RECORD EXCERPTS Start Marker

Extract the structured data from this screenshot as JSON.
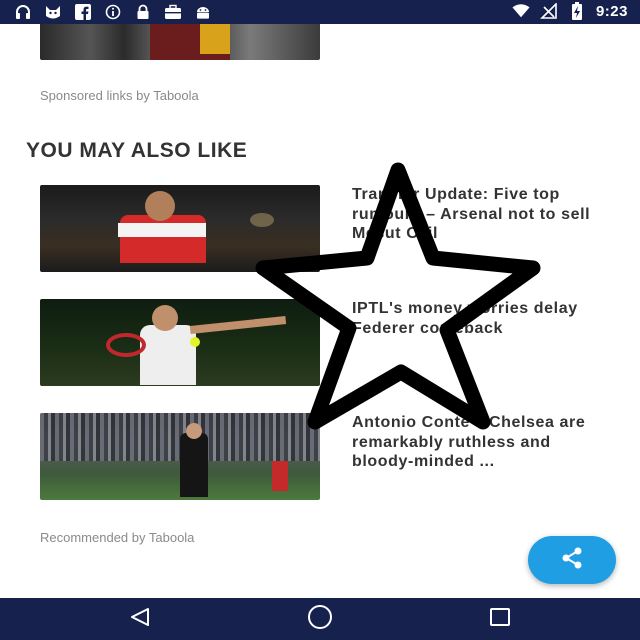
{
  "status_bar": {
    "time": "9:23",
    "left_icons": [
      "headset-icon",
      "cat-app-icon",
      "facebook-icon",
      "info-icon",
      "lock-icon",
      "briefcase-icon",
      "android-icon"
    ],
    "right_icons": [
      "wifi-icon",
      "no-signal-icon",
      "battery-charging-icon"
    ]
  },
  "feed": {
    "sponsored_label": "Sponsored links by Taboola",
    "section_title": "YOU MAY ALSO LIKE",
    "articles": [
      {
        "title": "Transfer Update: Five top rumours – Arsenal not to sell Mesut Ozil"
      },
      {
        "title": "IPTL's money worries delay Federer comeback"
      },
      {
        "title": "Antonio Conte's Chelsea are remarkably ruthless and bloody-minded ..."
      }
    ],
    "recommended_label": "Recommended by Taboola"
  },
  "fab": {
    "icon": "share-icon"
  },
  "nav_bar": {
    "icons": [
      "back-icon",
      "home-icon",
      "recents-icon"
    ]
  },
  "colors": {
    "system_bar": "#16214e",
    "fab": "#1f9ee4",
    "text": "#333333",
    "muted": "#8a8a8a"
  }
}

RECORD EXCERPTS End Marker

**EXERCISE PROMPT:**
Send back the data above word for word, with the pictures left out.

**TASK ANSWER:**
Extract the structured data from this screenshot as JSON.
{
  "status_bar": {
    "time": "9:23",
    "left_icons": [
      "headset-icon",
      "cat-app-icon",
      "facebook-icon",
      "info-icon",
      "lock-icon",
      "briefcase-icon",
      "android-icon"
    ],
    "right_icons": [
      "wifi-icon",
      "no-signal-icon",
      "battery-charging-icon"
    ]
  },
  "feed": {
    "sponsored_label": "Sponsored links by Taboola",
    "section_title": "YOU MAY ALSO LIKE",
    "articles": [
      {
        "title": "Transfer Update: Five top rumours – Arsenal not to sell Mesut Ozil"
      },
      {
        "title": "IPTL's money worries delay Federer comeback"
      },
      {
        "title": "Antonio Conte's Chelsea are remarkably ruthless and bloody-minded ..."
      }
    ],
    "recommended_label": "Recommended by Taboola"
  },
  "fab": {
    "icon": "share-icon"
  },
  "nav_bar": {
    "icons": [
      "back-icon",
      "home-icon",
      "recents-icon"
    ]
  },
  "colors": {
    "system_bar": "#16214e",
    "fab": "#1f9ee4",
    "text": "#333333",
    "muted": "#8a8a8a"
  }
}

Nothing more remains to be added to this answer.